What is needed → Set down each entry exactly; omit images.
******
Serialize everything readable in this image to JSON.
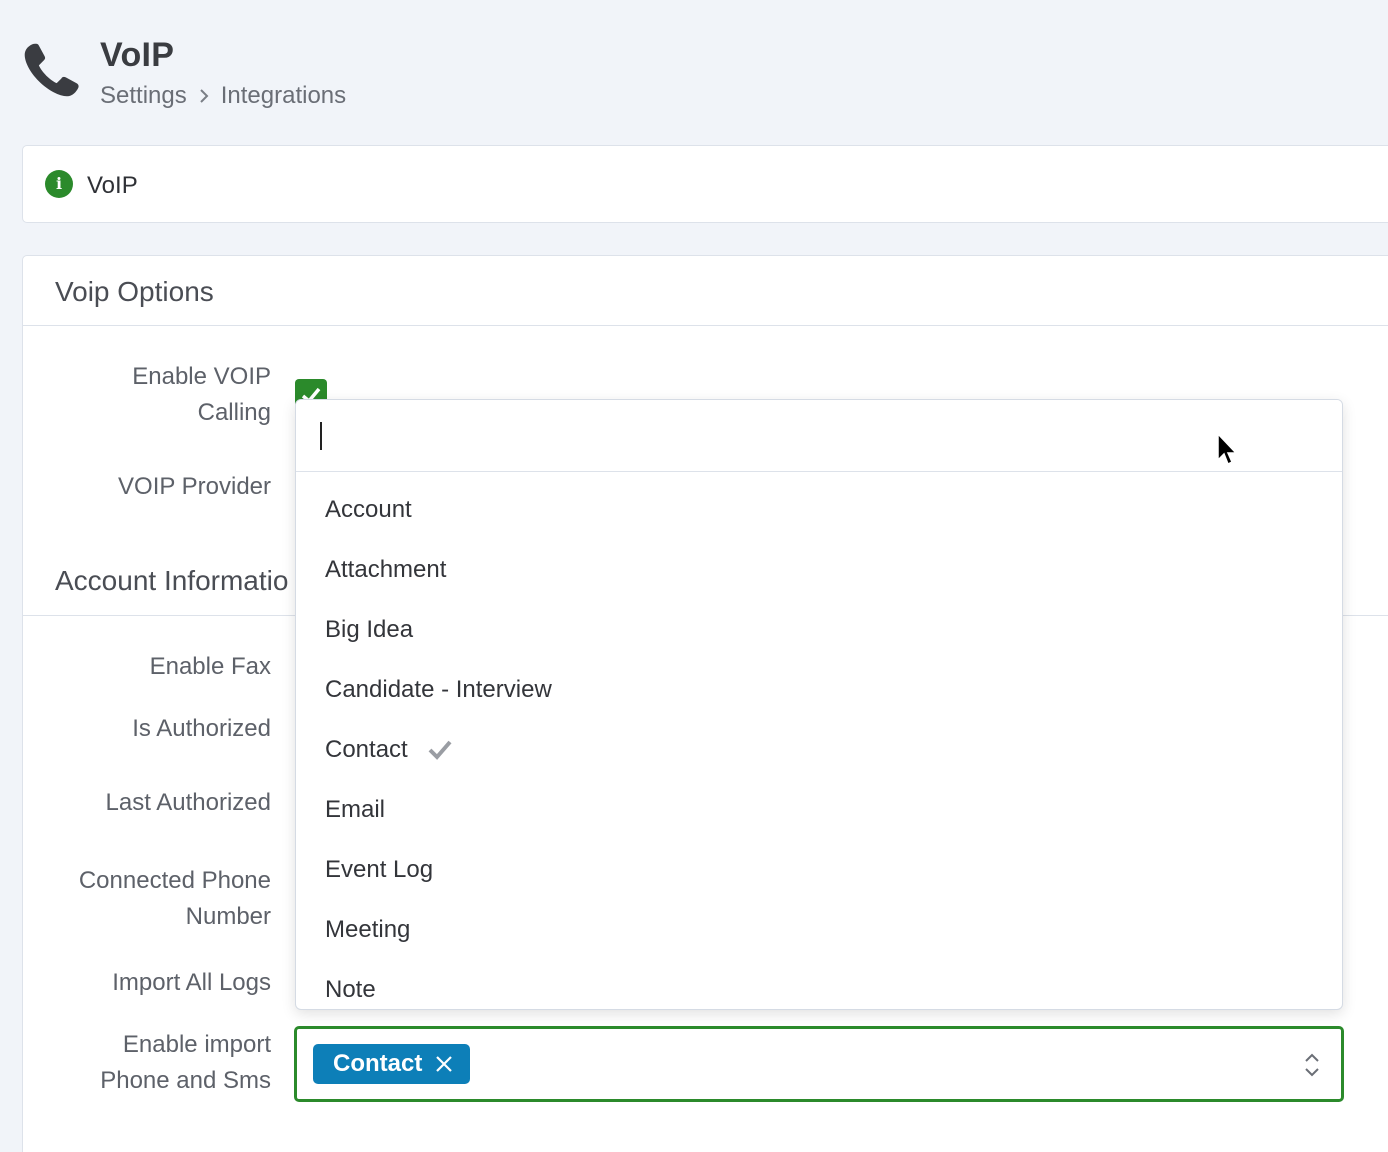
{
  "header": {
    "title": "VoIP",
    "breadcrumb": [
      "Settings",
      "Integrations"
    ],
    "icon": "phone-icon"
  },
  "info_card": {
    "label": "VoIP",
    "icon": "info-icon",
    "icon_glyph": "i",
    "icon_color": "#2b8a2b"
  },
  "voip_options": {
    "title": "Voip Options",
    "enable_voip_label": [
      "Enable VOIP",
      "Calling"
    ],
    "enable_voip_checked": true,
    "voip_provider_label": "VOIP Provider"
  },
  "account_info": {
    "title": "Account Informatio",
    "fields": {
      "enable_fax": "Enable Fax",
      "is_authorized": "Is Authorized",
      "last_authorized": "Last Authorized",
      "connected_phone": [
        "Connected Phone",
        "Number"
      ],
      "import_all_logs": "Import All Logs",
      "enable_import": [
        "Enable import",
        "Phone and Sms"
      ]
    }
  },
  "dropdown": {
    "search_value": "",
    "items": [
      "Account",
      "Attachment",
      "Big Idea",
      "Candidate - Interview",
      "Contact",
      "Email",
      "Event Log",
      "Meeting",
      "Note"
    ],
    "selected": "Contact"
  },
  "select": {
    "tags": [
      "Contact"
    ]
  },
  "colors": {
    "accent_green": "#2b8a2b",
    "tag_blue": "#0d7fb8"
  }
}
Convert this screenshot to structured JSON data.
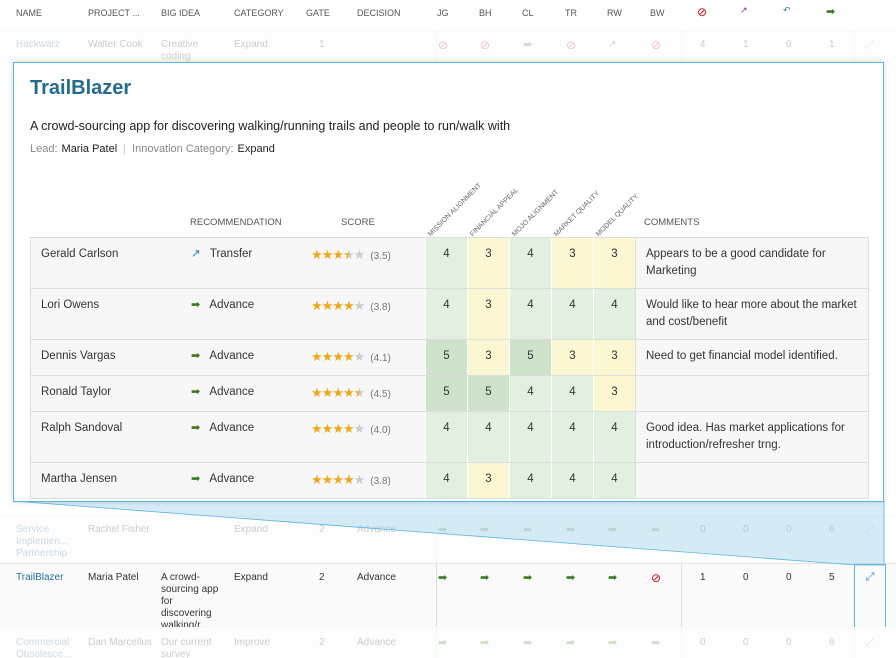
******
Problem solution →
Serialize everything readable in this image to JSON.
{
  "header": {
    "title": "VoIP",
    "breadcrumb": [
      "Settings",
      "Integrations"
    ],
    "icon": "phone-icon"
  },
  "info_card": {
    "label": "VoIP",
    "icon": "info-icon",
    "icon_glyph": "i",
    "icon_color": "#2b8a2b"
  },
  "voip_options": {
    "title": "Voip Options",
    "enable_voip_label": [
      "Enable VOIP",
      "Calling"
    ],
    "enable_voip_checked": true,
    "voip_provider_label": "VOIP Provider"
  },
  "account_info": {
    "title": "Account Informatio",
    "fields": {
      "enable_fax": "Enable Fax",
      "is_authorized": "Is Authorized",
      "last_authorized": "Last Authorized",
      "connected_phone": [
        "Connected Phone",
        "Number"
      ],
      "import_all_logs": "Import All Logs",
      "enable_import": [
        "Enable import",
        "Phone and Sms"
      ]
    }
  },
  "dropdown": {
    "search_value": "",
    "items": [
      "Account",
      "Attachment",
      "Big Idea",
      "Candidate - Interview",
      "Contact",
      "Email",
      "Event Log",
      "Meeting",
      "Note"
    ],
    "selected": "Contact"
  },
  "select": {
    "tags": [
      "Contact"
    ]
  },
  "colors": {
    "accent_green": "#2b8a2b",
    "tag_blue": "#0d7fb8"
  }
}
Convert this screenshot to structured JSON data.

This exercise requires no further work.